Friday, April 27, 2007

A Love Like No Other: Transformations

Here's the last review post about the book of essays, A LOVE LIKE NO OTHER. These focus on how adoption has transformed the life and world-view of their adopted families.

RELUCTANT NO MORE (NOT THAT I EVER WAS) by Joe Treen is a personal favorite. Ladies, if anyone ever needs to peer into the mind of the "RELUCTANT SPOUSE" (or need help in PRODDING a "reluctant spouse", these few pages are the keys to the Kingdom. Joe hits on all the concerns that quickly jumped into men's minds: anxiety about providing for a family, loss of autonomy, threat to career path -- it's all there. What Joe also explores is the huge, unexpected reservoir of emotion that children pull to the surface.
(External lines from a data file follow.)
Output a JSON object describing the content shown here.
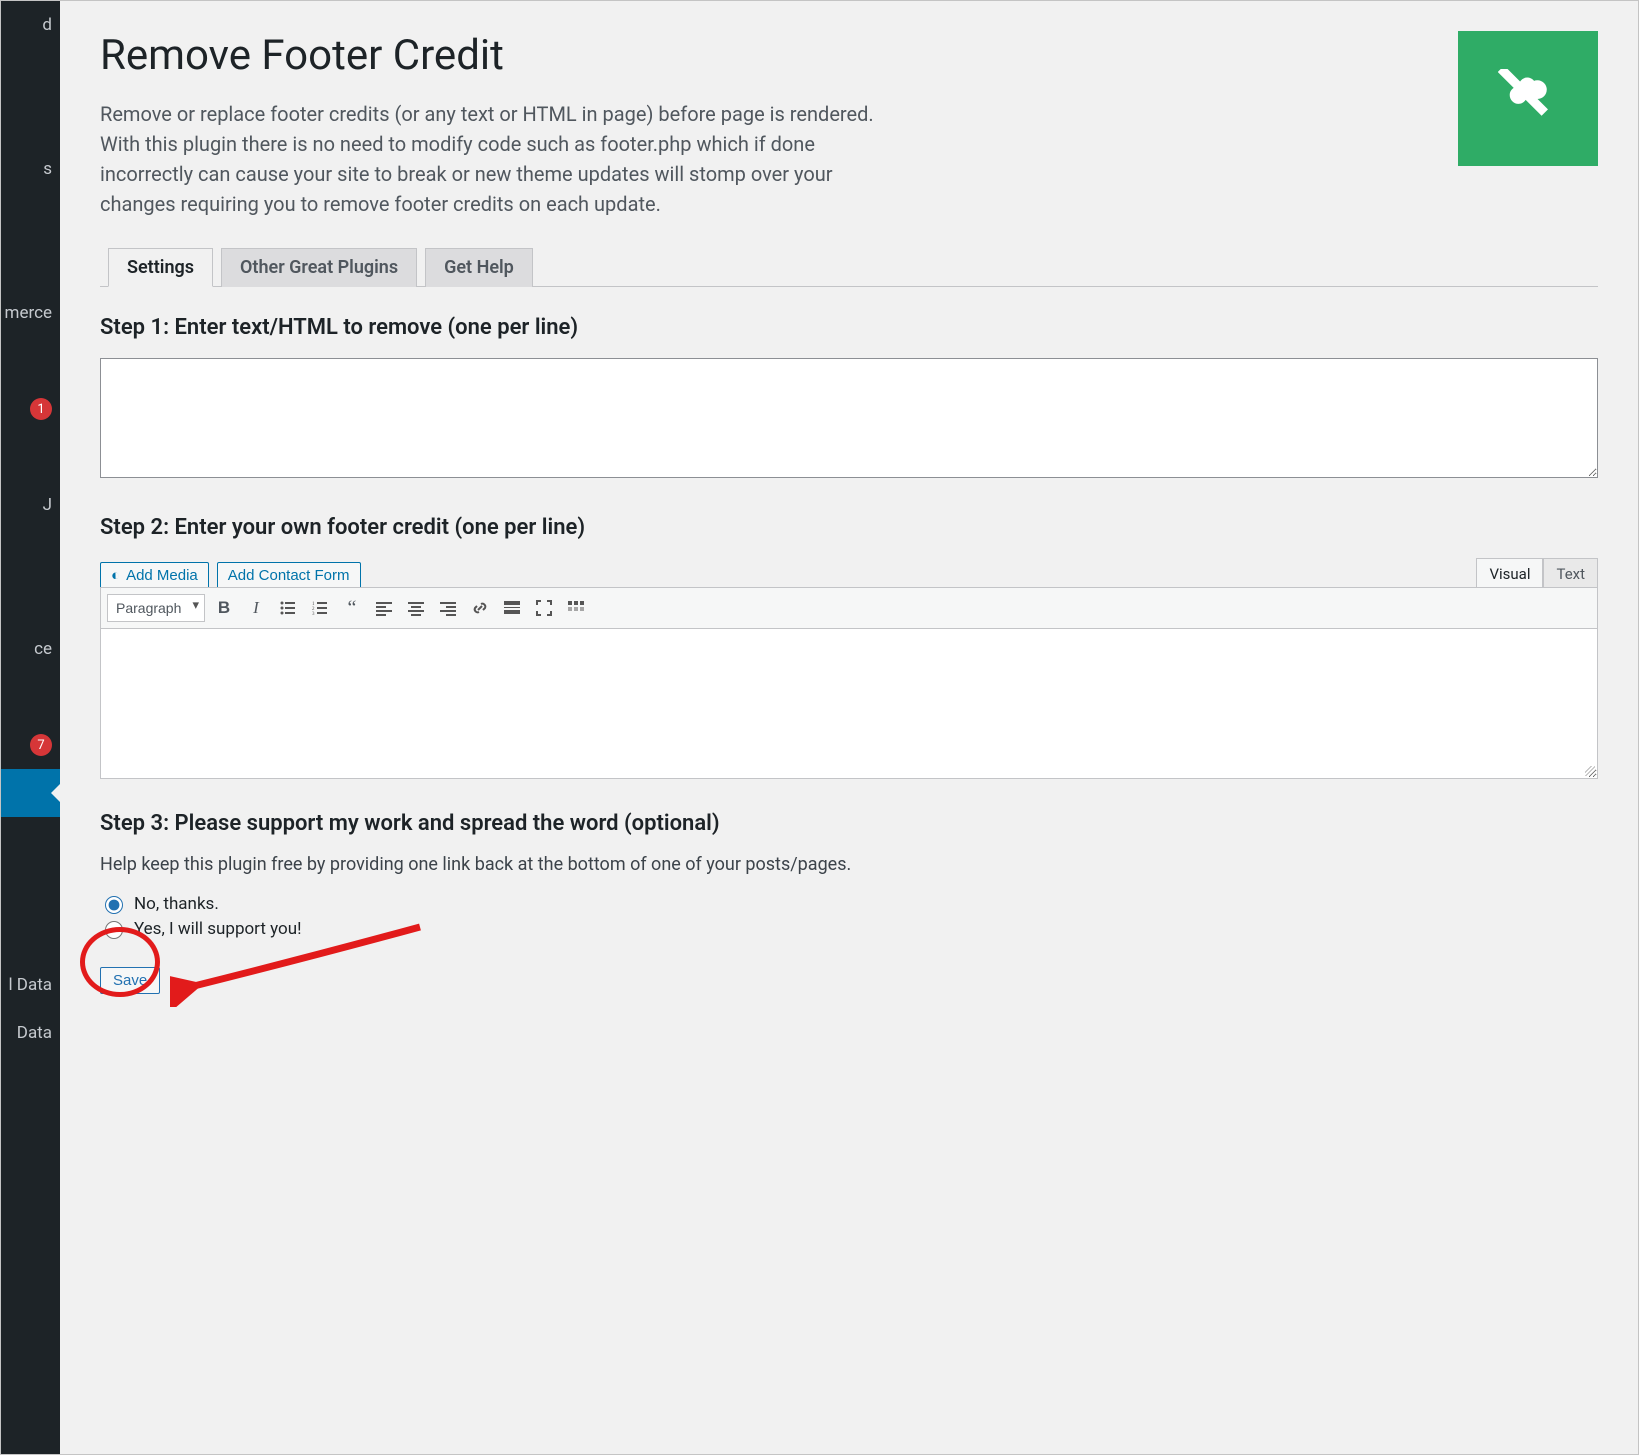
{
  "sidebar": {
    "items": [
      {
        "label": "d",
        "badge": null
      },
      {
        "label": "",
        "badge": null
      },
      {
        "label": "",
        "badge": null
      },
      {
        "label": "s",
        "badge": null
      },
      {
        "label": "",
        "badge": null
      },
      {
        "label": "",
        "badge": null
      },
      {
        "label": "merce",
        "badge": null
      },
      {
        "label": "",
        "badge": null
      },
      {
        "label": "",
        "badge": "1"
      },
      {
        "label": "",
        "badge": null
      },
      {
        "label": "J",
        "badge": null
      },
      {
        "label": "",
        "badge": null
      },
      {
        "label": "",
        "badge": null
      },
      {
        "label": "ce",
        "badge": null
      },
      {
        "label": "",
        "badge": null
      },
      {
        "label": "",
        "badge": "7"
      },
      {
        "label": "",
        "badge": null,
        "active": true
      },
      {
        "label": "",
        "badge": null
      },
      {
        "label": "",
        "badge": null
      },
      {
        "label": "",
        "badge": null
      },
      {
        "label": "l Data",
        "badge": null
      },
      {
        "label": "Data",
        "badge": null
      }
    ]
  },
  "page": {
    "title": "Remove Footer Credit",
    "description": "Remove or replace footer credits (or any text or HTML in page) before page is rendered. With this plugin there is no need to modify code such as footer.php which if done incorrectly can cause your site to break or new theme updates will stomp over your changes requiring you to remove footer credits on each update."
  },
  "tabs": [
    {
      "label": "Settings",
      "active": true
    },
    {
      "label": "Other Great Plugins",
      "active": false
    },
    {
      "label": "Get Help",
      "active": false
    }
  ],
  "step1": {
    "heading": "Step 1: Enter text/HTML to remove (one per line)",
    "value": ""
  },
  "step2": {
    "heading": "Step 2: Enter your own footer credit (one per line)",
    "add_media_label": "Add Media",
    "add_contact_label": "Add Contact Form",
    "editor_tabs": {
      "visual": "Visual",
      "text": "Text"
    },
    "format_select": "Paragraph",
    "content": ""
  },
  "step3": {
    "heading": "Step 3: Please support my work and spread the word (optional)",
    "help": "Help keep this plugin free by providing one link back at the bottom of one of your posts/pages.",
    "option_no": "No, thanks.",
    "option_yes": "Yes, I will support you!",
    "selected": "no"
  },
  "actions": {
    "save_label": "Save"
  }
}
Ultimately, as is usually the case, love easily trumps all nagging doubts.

AND THEN EVERYTHING CHANGED by Adam Pertman describes how an adoptive father/journalist slowly transforms into an adoption advocate, working at the Evan B. Donaldson's Adoption Institute. I admire Adam's desire to look for the "big picture" and his passion to ensure, to the best of his ability, that his personal choice for his family's expansion is something that his family can view with pride -- by ensuring that EVERY adoptive family feels pride.

ACROSS TWO CULTURES by Emily Prager portrays Emily as a forerunner in ensuring that her adopted child feels connected to her country of origin. Emily puts her daughter, "LuLu" into a private school for Chinese immigrant kids, so she could learn Chinese and about Chinese culture, history, customs, etc. As the only non-Chinese parent, she stuck out like a sore thumb, but in time, her hard work to connect LuLu to her country of origin pays dividends. I really admire Emily's approach. Her dedication is remarkable, and it's amazing to see how poised LuLu is, how accepting she is of her adoption, because of all of Emily's hard work. This one is inspiring.
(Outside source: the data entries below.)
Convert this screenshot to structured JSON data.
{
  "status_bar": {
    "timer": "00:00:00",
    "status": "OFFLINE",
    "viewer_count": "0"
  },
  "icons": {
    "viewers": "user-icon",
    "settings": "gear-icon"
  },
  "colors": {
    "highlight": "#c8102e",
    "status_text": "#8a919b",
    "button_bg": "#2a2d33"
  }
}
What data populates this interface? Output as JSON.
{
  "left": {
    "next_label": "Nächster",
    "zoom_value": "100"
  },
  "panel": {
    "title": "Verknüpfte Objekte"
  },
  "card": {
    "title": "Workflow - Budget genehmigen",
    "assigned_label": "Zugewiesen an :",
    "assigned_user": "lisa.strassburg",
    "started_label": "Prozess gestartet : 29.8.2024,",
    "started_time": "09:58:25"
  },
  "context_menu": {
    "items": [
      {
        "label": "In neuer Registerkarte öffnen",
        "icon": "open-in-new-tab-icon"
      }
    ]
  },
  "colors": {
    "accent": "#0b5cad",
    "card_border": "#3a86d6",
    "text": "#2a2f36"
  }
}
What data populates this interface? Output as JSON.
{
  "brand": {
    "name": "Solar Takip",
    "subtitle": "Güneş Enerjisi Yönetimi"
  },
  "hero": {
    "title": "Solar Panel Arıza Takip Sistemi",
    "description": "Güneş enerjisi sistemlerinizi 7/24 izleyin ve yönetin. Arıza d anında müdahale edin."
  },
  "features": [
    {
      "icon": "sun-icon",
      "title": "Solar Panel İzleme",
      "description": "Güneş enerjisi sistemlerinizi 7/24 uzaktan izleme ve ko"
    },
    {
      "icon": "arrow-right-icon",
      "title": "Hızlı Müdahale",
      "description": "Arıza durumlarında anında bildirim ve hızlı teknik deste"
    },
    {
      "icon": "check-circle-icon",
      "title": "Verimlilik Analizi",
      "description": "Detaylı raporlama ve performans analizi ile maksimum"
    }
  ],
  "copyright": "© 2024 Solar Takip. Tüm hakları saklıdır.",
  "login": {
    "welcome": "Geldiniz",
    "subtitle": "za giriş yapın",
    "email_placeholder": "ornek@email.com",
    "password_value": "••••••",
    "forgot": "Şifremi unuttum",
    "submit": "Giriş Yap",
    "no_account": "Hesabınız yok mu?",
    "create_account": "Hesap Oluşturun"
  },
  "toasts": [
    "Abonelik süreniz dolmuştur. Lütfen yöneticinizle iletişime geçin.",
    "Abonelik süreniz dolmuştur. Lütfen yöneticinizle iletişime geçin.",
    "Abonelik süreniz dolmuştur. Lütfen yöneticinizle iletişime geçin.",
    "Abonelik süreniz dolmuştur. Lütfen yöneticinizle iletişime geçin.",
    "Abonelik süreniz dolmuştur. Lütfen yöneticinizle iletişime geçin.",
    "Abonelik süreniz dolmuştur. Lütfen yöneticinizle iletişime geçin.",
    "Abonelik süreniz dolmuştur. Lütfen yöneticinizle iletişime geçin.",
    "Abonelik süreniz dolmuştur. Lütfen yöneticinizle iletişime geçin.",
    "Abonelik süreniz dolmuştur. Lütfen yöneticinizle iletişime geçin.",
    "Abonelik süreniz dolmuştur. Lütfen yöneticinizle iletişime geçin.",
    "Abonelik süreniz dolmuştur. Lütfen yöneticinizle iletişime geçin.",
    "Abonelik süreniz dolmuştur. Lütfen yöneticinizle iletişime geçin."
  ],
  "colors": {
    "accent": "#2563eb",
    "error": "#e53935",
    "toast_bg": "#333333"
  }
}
THE ORPHAN MYTH by Doug Hood reads like Sebastian Junger -- a doctor traveling the world with Healing the Children ends up becoming an adopted father, taking his new daughter along with him as he travels from orphanage to orphanage. The writing is evocative and intense, a great read.

SPECIAL NEEDS by Jenifer Levin tells the touching story of a woman who, as a girl, felt like an outcast. Along with her girlfriend, she adopted two "special needs" boys from Vietnam. She tries to shelter and protect the boys, struggling to make sure they thrive. In the end, however, when a "routine" operation nearly kills her, it is the boys who come to HER emotional rescue.

A LOVE LIKE NO OTHER spans a tremendous number of stories and situations. The writing, largely, draws the reader in, encouraging the reader to live and breath in the essayist's situation. With so many different stories and different personalities of writers in the offing, the book succeeds in provoking thought in potential
adoptive parents.